When people have access, they not only connect with their friends, families and communities, they also gain the opportunity to participate in the global economy. Research by McKinsey & Co. in 2011 shows that the Internet already accounts for a larger share of economic activity in many developed countries than agriculture and energy, and over the previous five years created 21% of GDP growth. Access to online tools lets people use information to do their jobs better and in turn create even more jobs, business and opportunities. The Internet is the foundation of this economy.
Of course, Zuckerberg has a product to sell, but his point is relevant – how well does internet connectivity create economic opportunity? While Zuckerberg focuses on less developed economies, can the same gains be made in the developed world? Or better yet, can internet connectivity solve the growing income inequality issue in developed economies?
Acting FCC Chairwoman Mignon Clyburn thinks so. In a recent a blog post, Crossing the Digital Divide, she argues that being connected online is essential to offline success. She writes,
As one speaker noted that more and more educators are using the Internet to assign and accept the very homework that these kids will have to complete once all the guests have left their Club. Now, more than ever, being online means being in line, along the pathway to better education, healthcare, job opportunities and information.
I also noted that while progress has been made in closing the digital divide, with broadband adoption increasing from about 60 percent in 2008 to 70 percent today – too many families, roughly one third or 100 million people, still don’t have access to the Internet at home. And unfortunately, certain populations find themselves disproportionally represented in those numbers.

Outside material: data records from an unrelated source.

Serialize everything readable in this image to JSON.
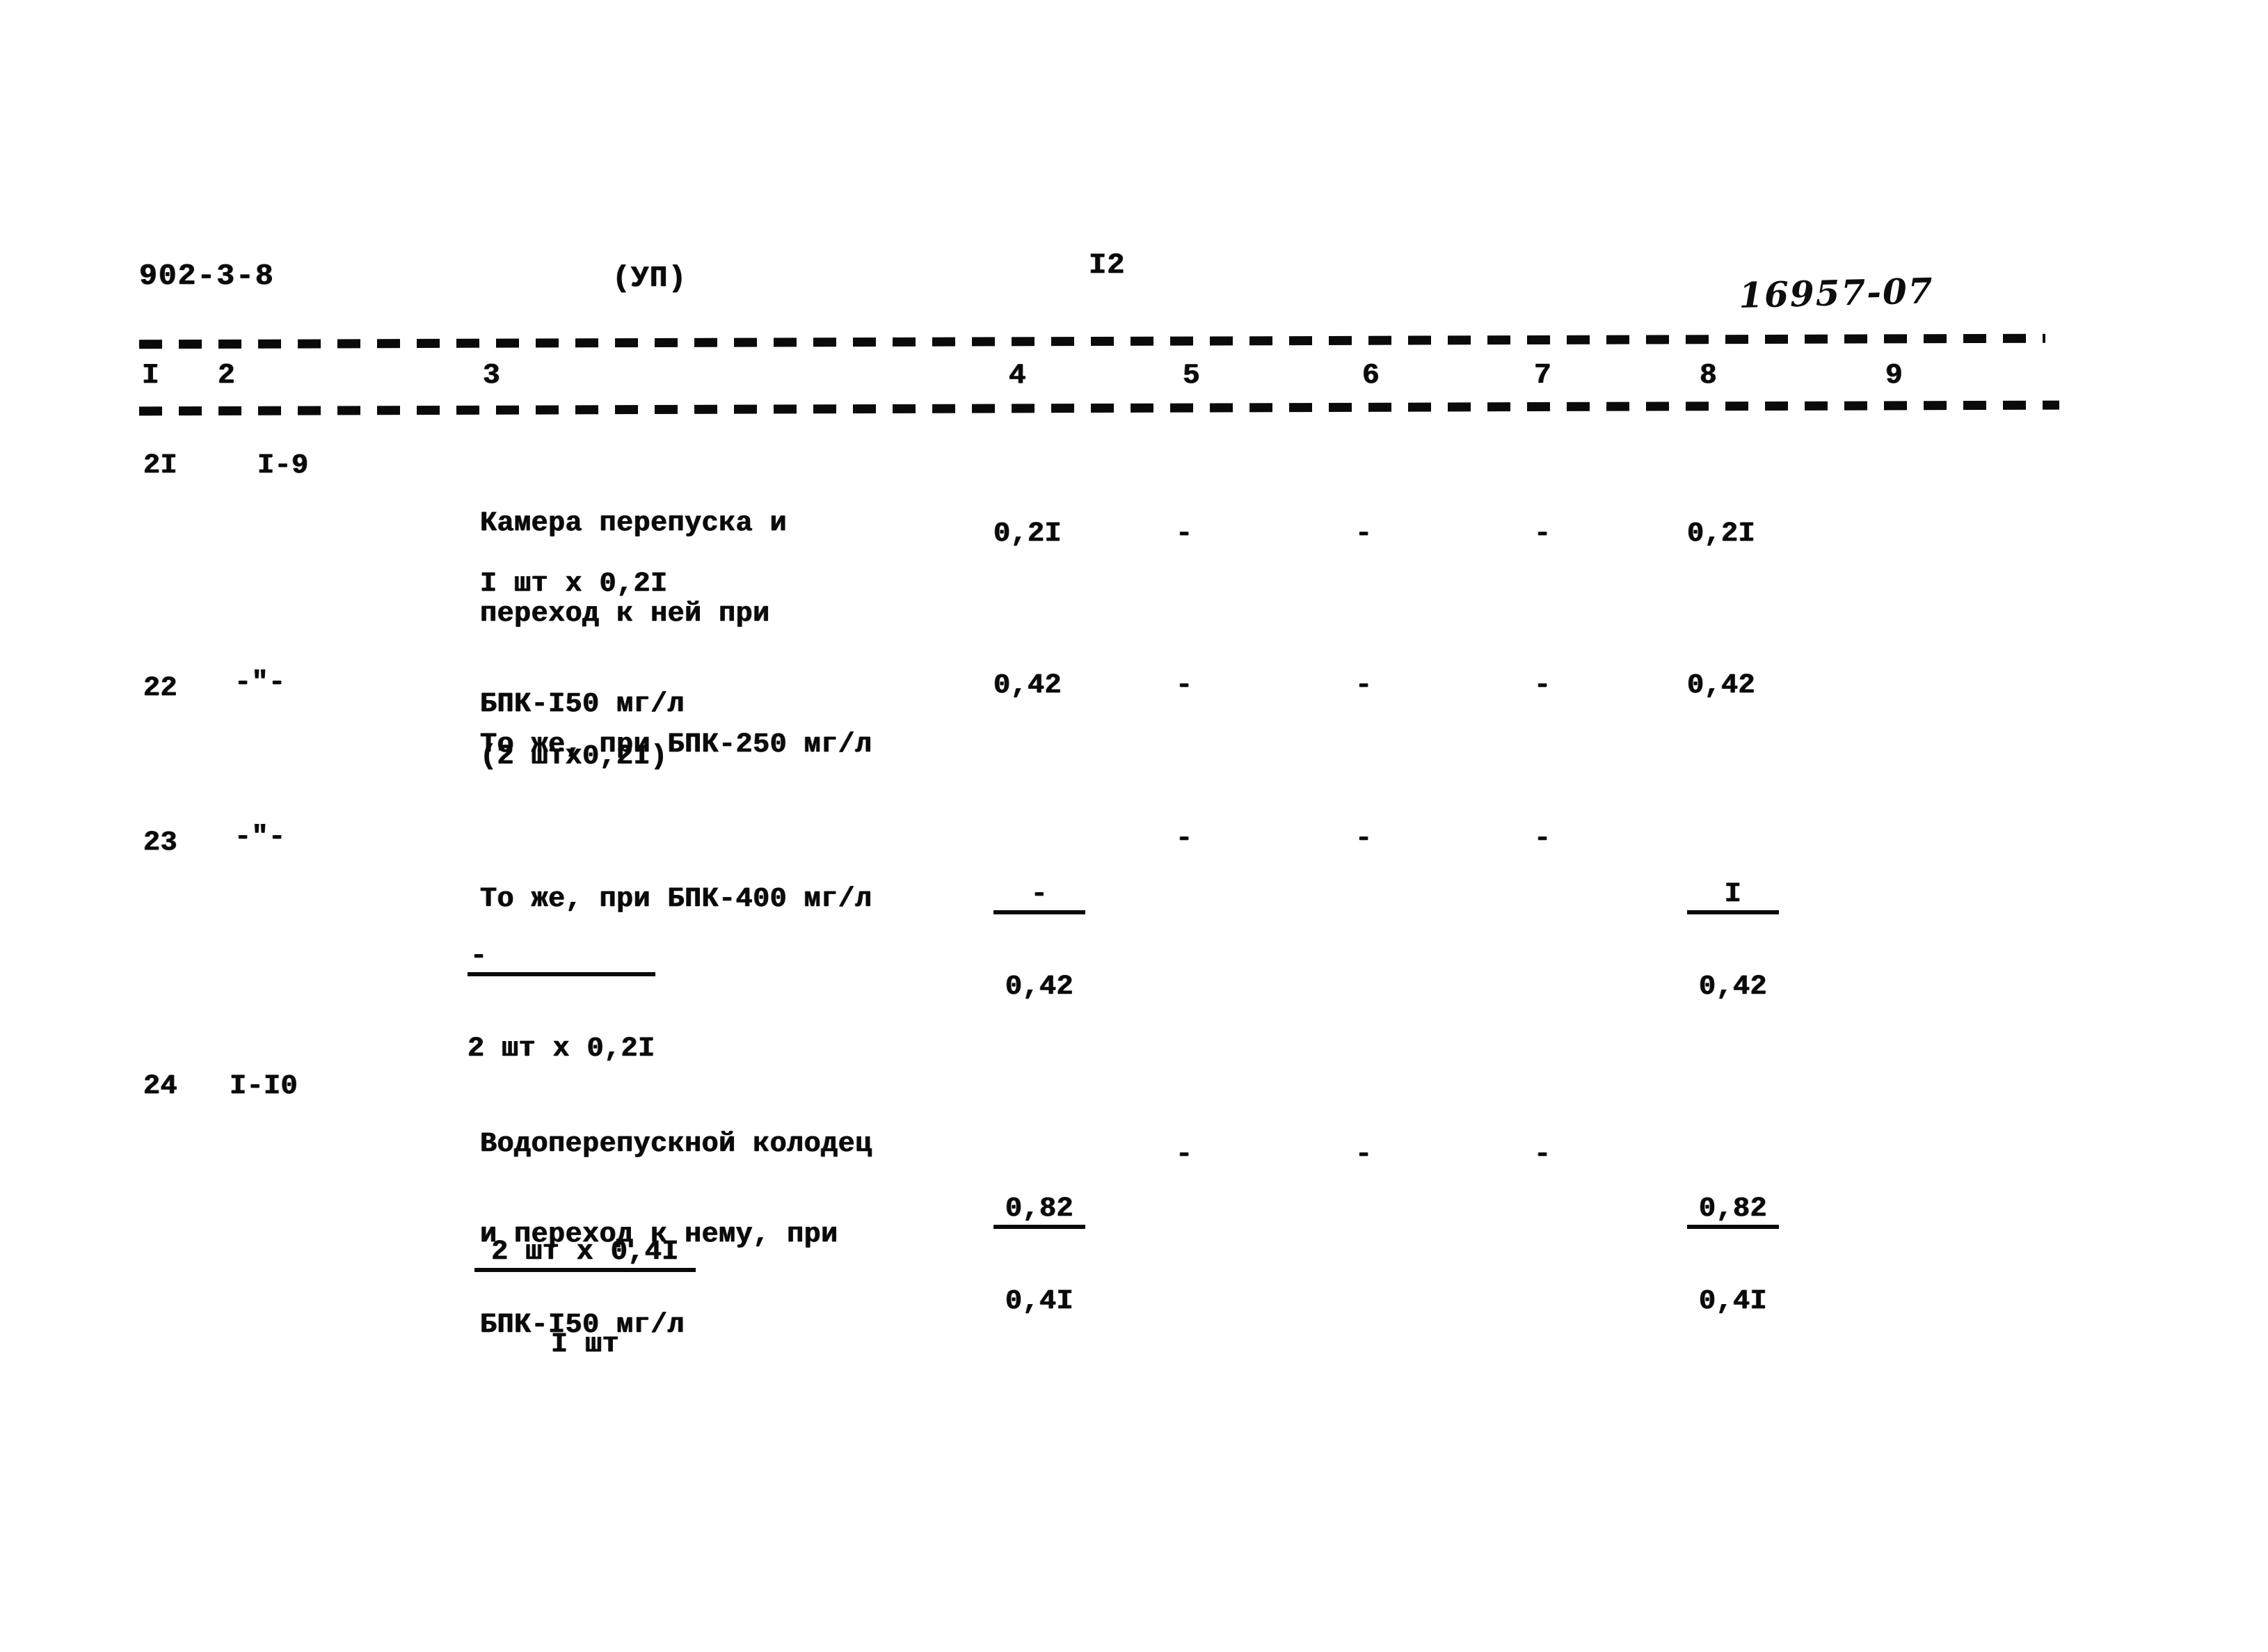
{
  "document": {
    "series_code": "902-3-8",
    "section_marker": "(УП)",
    "page_number": "I2",
    "archive_stamp": "16957-07"
  },
  "table": {
    "column_headers": [
      "I",
      "2",
      "3",
      "4",
      "5",
      "6",
      "7",
      "8",
      "9"
    ],
    "rows": [
      {
        "col1": "2I",
        "col2": "I-9",
        "col3_lines": [
          "Камера перепуска и",
          "переход к ней при",
          "БПК-I50 мг/л"
        ],
        "col3_note": "I шт х 0,2I",
        "col4": "0,2I",
        "col5": "-",
        "col6": "-",
        "col7": "-",
        "col8": "0,2I",
        "col9": ""
      },
      {
        "col1": "22",
        "col2": "-\"-",
        "col3_lines": [
          "То же, при БПК-250 мг/л"
        ],
        "col3_note": "(2 штх0,2I)",
        "col4": "0,42",
        "col5": "-",
        "col6": "-",
        "col7": "-",
        "col8": "0,42",
        "col9": ""
      },
      {
        "col1": "23",
        "col2": "-\"-",
        "col3_lines": [
          "То же, при БПК-400 мг/л"
        ],
        "col3_fraction": {
          "numerator": "-",
          "denominator": "2 шт х 0,2I"
        },
        "col4_fraction": {
          "numerator": "-",
          "denominator": "0,42"
        },
        "col5": "-",
        "col6": "-",
        "col7": "-",
        "col8_fraction": {
          "numerator": "I",
          "denominator": "0,42"
        },
        "col9": ""
      },
      {
        "col1": "24",
        "col2": "I-I0",
        "col3_lines": [
          "Водоперепускной колодец",
          "и переход к нему, при",
          "БПК-I50 мг/л"
        ],
        "col3_fraction": {
          "numerator": "2 шт х 0,4I",
          "denominator": "I шт"
        },
        "col4_fraction": {
          "numerator": "0,82",
          "denominator": "0,4I"
        },
        "col5": "-",
        "col6": "-",
        "col7": "-",
        "col8_fraction": {
          "numerator": "0,82",
          "denominator": "0,4I"
        },
        "col9": ""
      }
    ]
  }
}
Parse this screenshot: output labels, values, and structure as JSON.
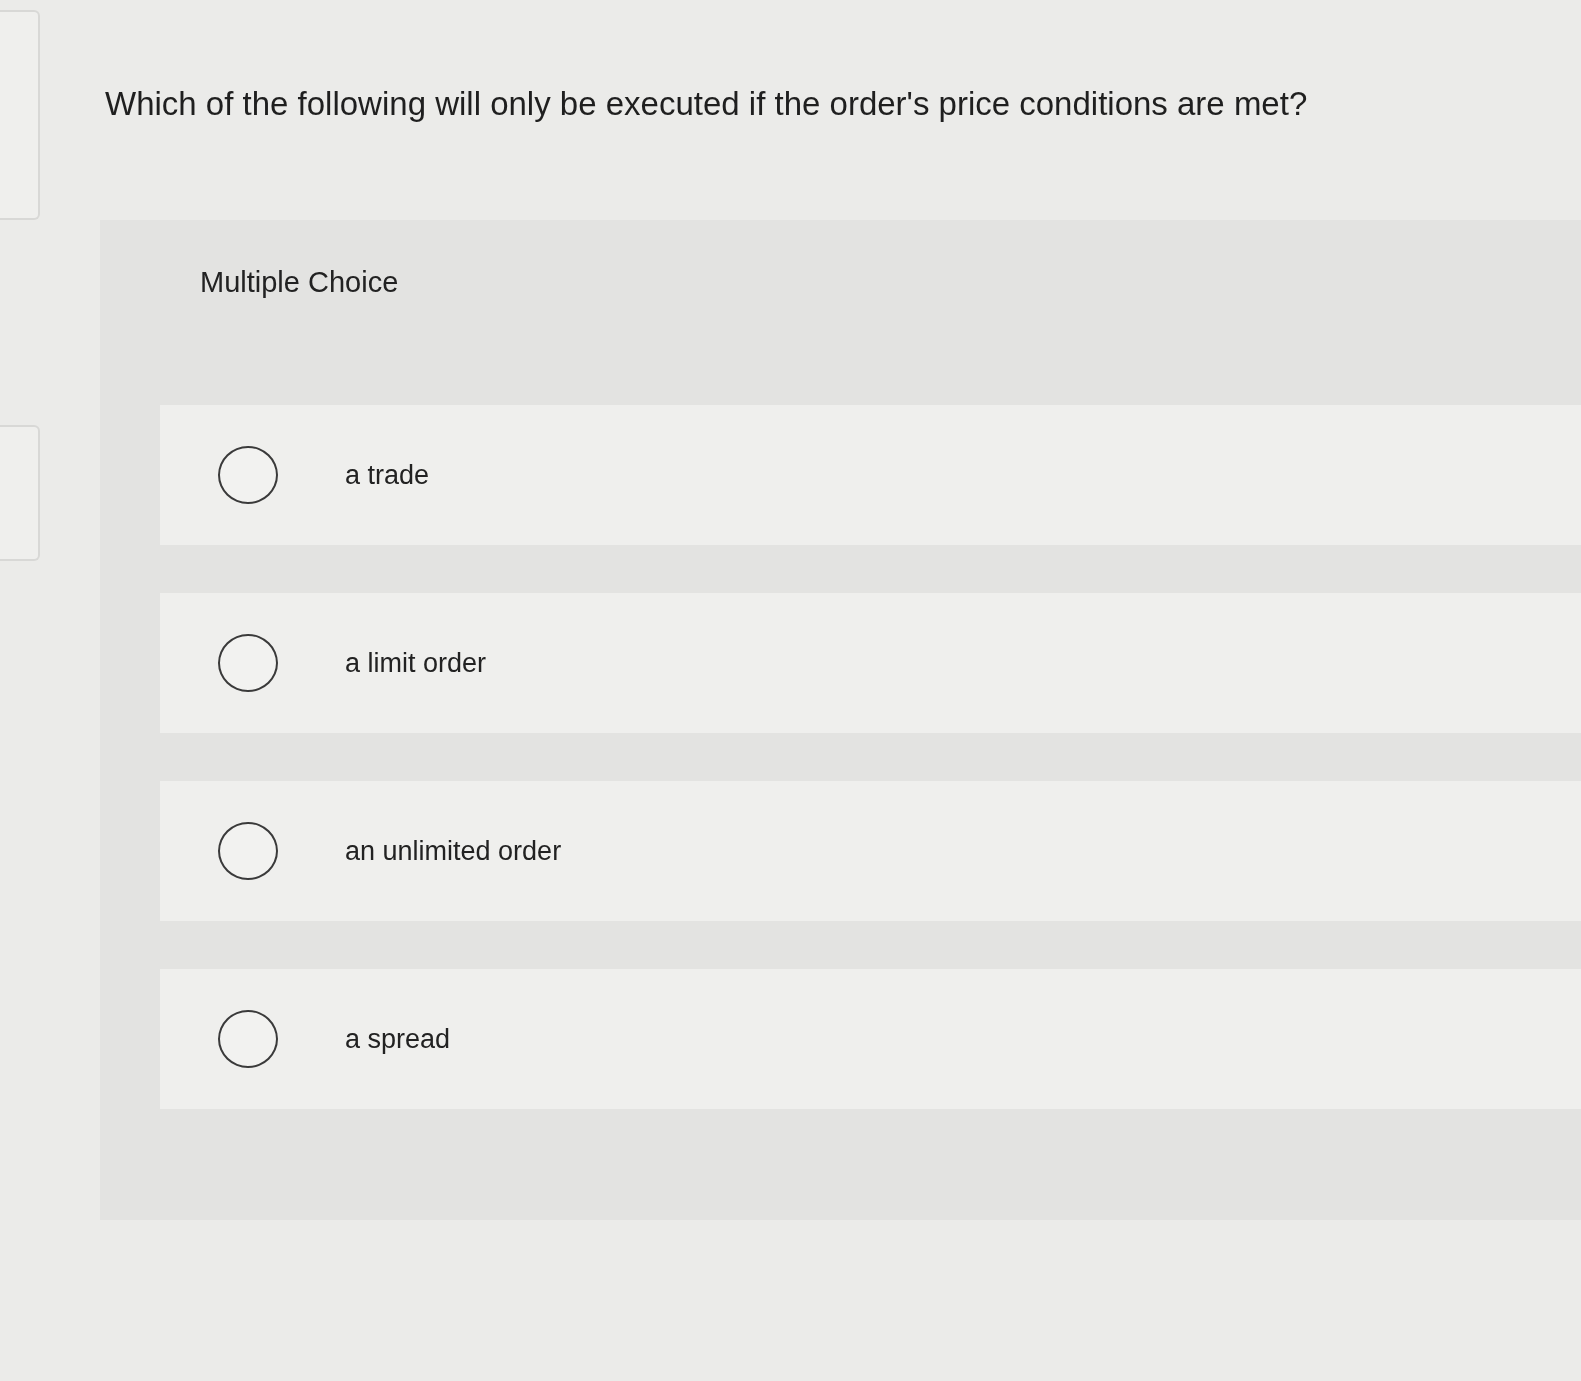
{
  "question": "Which of the following will only be executed if the order's price conditions are met?",
  "panel": {
    "label": "Multiple Choice",
    "options": [
      {
        "text": "a trade",
        "selected": false
      },
      {
        "text": "a limit order",
        "selected": false
      },
      {
        "text": "an unlimited order",
        "selected": false
      },
      {
        "text": "a spread",
        "selected": false
      }
    ]
  }
}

Fifty percent of rural Americans, 65 percent of the elderly, 58 percent of people living with disabilities, 41 percent of African Americans and 51 percent of Latinos don’t have broadband at home. Barriers such as affordability, lack of digital literacy and a failure to recognize the value of broadband keep these numbers high.
While I have not heard an argument that there is a market failure to lack of internet access – for example, just walk to your local library, if not Starbucks or McDonald’s, and connect – Clyburn’s point does seem to insinuate that lack of online connectivity is a driver of income inequality and/or wealth inequality. That is actually a reasonable argument, at least according to the paper The Skill Complementary of Broadband Internet by economists Anders Akerman, Ingvil Gaarder, and Magne Mogstad.
Mogstad and company argue that adoption of broadband internet impacts the productivity and labor incomes of different types of workers. They write,
We find that broadband adoption favors skilled labor by increasing its relative productivity. The increase in productivity of skilled labor is especially large for college graduates in fields such as science, technology, engineering and business. By comparison, broadband internet is a substitute for workers without high school diploma, lowering their marginal productivity. Consistent with the estimated changes in labor productivity, wage regressions show the expansion of broadband internet improves (worsens) the labor outcomes of skilled (unskilled) workers.
If that is correct, it seems pretty clear that internet access has a high social utility, might closing the digital divide, as Clyburn describes it, be a fairly simple, straightforward way of improving the economic outcomes of those groups have fallen behind due to their lack of connectivity?